* **WHAT THE TASK REQUIRES**: Select and copy out every line in the records containing "Directory".

[Dataset rows for apps and sites]
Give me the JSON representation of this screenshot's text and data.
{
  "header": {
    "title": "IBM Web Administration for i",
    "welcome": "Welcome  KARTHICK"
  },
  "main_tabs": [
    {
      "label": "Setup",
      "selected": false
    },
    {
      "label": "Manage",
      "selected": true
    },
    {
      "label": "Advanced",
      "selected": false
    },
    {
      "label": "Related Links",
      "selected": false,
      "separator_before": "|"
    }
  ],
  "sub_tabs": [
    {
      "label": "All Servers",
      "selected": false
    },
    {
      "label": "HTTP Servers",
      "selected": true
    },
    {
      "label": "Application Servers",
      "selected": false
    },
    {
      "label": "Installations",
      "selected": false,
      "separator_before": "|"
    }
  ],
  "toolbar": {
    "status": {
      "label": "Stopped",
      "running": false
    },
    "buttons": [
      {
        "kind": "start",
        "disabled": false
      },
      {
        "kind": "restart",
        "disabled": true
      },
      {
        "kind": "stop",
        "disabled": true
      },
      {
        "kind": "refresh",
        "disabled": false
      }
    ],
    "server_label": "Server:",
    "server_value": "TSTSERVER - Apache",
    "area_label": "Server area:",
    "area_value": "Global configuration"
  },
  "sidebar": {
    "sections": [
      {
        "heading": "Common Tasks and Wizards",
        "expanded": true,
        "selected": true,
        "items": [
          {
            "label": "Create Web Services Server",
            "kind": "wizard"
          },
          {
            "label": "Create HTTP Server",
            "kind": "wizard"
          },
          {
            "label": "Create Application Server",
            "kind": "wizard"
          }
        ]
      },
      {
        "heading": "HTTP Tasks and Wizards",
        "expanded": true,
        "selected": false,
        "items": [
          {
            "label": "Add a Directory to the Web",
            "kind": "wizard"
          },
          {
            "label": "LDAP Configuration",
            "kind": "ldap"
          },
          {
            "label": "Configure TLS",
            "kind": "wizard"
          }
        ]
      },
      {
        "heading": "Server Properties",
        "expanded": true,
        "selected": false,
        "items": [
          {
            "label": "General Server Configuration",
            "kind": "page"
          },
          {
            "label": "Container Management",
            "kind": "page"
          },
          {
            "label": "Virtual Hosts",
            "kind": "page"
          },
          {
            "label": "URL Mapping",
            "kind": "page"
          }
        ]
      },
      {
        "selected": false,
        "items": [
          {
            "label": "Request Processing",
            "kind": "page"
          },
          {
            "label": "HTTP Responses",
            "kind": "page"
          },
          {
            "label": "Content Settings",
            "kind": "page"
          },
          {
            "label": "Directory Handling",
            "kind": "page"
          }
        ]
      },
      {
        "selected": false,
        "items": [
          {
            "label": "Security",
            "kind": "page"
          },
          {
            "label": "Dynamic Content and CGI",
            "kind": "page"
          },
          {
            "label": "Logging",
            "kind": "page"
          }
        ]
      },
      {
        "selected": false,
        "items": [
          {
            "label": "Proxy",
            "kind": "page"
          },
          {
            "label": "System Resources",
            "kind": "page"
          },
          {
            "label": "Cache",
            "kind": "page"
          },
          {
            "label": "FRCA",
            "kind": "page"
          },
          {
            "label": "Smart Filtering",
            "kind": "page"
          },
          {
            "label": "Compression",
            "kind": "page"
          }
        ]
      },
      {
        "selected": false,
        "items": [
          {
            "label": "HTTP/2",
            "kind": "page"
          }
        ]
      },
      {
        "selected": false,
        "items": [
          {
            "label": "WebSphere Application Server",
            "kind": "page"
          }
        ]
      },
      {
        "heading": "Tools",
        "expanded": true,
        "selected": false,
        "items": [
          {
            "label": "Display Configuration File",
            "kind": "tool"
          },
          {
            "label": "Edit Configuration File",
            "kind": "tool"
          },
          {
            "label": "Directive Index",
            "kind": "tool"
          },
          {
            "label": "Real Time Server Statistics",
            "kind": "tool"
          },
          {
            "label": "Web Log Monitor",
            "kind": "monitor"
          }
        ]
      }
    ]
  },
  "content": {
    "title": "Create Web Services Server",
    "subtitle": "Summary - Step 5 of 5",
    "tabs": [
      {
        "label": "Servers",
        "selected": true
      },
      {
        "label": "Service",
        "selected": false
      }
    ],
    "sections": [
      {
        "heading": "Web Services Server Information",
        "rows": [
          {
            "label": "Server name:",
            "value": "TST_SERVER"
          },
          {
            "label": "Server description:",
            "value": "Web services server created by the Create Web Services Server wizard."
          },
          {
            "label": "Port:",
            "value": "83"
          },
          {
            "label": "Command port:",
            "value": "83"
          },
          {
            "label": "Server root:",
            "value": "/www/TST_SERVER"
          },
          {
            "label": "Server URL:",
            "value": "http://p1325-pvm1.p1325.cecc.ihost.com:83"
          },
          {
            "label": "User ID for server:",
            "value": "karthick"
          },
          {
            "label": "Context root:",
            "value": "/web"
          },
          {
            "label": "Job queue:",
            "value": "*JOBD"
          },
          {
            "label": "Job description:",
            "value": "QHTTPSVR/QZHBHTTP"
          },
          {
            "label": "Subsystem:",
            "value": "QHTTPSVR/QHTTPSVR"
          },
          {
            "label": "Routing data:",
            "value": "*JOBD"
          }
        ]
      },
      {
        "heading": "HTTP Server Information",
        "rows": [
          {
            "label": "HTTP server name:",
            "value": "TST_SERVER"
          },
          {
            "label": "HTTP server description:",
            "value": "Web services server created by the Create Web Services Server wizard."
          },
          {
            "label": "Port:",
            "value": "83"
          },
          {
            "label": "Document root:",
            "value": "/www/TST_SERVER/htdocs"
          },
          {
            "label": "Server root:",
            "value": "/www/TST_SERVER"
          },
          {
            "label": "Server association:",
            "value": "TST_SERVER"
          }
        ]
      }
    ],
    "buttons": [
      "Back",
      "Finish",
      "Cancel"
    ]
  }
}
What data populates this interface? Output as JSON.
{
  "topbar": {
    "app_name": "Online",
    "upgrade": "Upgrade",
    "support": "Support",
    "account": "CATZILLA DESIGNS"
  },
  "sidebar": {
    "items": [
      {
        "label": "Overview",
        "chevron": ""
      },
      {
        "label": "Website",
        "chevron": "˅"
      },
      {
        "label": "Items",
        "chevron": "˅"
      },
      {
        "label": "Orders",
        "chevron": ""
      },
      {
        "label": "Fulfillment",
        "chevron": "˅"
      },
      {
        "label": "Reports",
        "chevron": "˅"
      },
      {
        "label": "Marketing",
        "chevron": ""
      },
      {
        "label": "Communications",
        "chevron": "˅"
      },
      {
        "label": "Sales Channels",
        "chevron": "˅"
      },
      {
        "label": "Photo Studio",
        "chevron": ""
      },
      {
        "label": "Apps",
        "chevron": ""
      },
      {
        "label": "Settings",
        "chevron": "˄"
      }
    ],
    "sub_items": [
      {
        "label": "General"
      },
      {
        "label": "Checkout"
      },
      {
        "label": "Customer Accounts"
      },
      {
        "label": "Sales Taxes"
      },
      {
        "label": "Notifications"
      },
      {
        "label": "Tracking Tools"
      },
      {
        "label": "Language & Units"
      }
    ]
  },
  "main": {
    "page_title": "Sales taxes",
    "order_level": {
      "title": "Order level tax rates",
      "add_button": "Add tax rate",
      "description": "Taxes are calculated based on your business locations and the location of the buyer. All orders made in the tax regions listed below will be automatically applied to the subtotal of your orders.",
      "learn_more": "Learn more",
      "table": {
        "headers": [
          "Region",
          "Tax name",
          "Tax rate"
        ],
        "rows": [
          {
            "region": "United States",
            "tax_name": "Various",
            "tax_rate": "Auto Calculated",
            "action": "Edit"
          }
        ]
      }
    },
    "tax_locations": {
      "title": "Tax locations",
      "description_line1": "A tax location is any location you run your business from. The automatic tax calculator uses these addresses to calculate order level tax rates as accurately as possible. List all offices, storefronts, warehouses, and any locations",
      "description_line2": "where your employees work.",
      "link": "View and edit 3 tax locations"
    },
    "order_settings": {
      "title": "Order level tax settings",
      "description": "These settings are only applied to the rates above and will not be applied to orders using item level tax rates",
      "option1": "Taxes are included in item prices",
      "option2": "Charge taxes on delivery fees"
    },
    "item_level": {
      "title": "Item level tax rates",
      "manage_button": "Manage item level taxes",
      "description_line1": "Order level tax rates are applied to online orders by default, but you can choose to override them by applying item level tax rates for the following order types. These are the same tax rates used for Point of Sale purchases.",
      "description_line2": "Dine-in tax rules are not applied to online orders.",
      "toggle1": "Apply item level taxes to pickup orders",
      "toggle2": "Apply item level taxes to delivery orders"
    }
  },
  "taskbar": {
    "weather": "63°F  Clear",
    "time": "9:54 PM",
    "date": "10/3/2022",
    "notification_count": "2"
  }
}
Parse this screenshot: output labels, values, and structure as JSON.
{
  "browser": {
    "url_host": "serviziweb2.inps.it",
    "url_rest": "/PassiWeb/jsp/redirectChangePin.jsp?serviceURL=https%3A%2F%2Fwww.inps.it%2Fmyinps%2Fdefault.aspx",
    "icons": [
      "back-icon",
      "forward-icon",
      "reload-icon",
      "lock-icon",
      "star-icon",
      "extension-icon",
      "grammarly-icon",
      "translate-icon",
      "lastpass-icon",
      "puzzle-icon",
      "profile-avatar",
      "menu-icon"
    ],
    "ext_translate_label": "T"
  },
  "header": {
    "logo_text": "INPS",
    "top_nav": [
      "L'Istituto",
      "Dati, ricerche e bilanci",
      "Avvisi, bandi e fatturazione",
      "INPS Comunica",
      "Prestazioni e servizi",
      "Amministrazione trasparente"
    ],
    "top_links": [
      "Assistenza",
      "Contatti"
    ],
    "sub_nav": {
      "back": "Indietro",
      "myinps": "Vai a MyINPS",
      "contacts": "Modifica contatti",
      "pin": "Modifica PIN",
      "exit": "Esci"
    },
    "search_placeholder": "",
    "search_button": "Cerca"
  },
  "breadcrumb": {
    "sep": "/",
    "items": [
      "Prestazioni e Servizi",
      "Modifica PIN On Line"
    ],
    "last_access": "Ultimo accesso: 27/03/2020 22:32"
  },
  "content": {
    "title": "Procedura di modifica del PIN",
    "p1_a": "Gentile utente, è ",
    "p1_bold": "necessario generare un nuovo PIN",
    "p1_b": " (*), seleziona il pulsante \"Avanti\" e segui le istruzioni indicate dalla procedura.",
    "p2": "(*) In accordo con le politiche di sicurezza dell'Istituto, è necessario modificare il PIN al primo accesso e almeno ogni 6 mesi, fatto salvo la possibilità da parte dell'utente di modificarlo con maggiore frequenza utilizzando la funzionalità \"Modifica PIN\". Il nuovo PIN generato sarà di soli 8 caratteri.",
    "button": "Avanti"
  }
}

* **REPLY TO THE TASK**:
            "label": "Add a Directory to the Web",
            "label": "Directory Handling",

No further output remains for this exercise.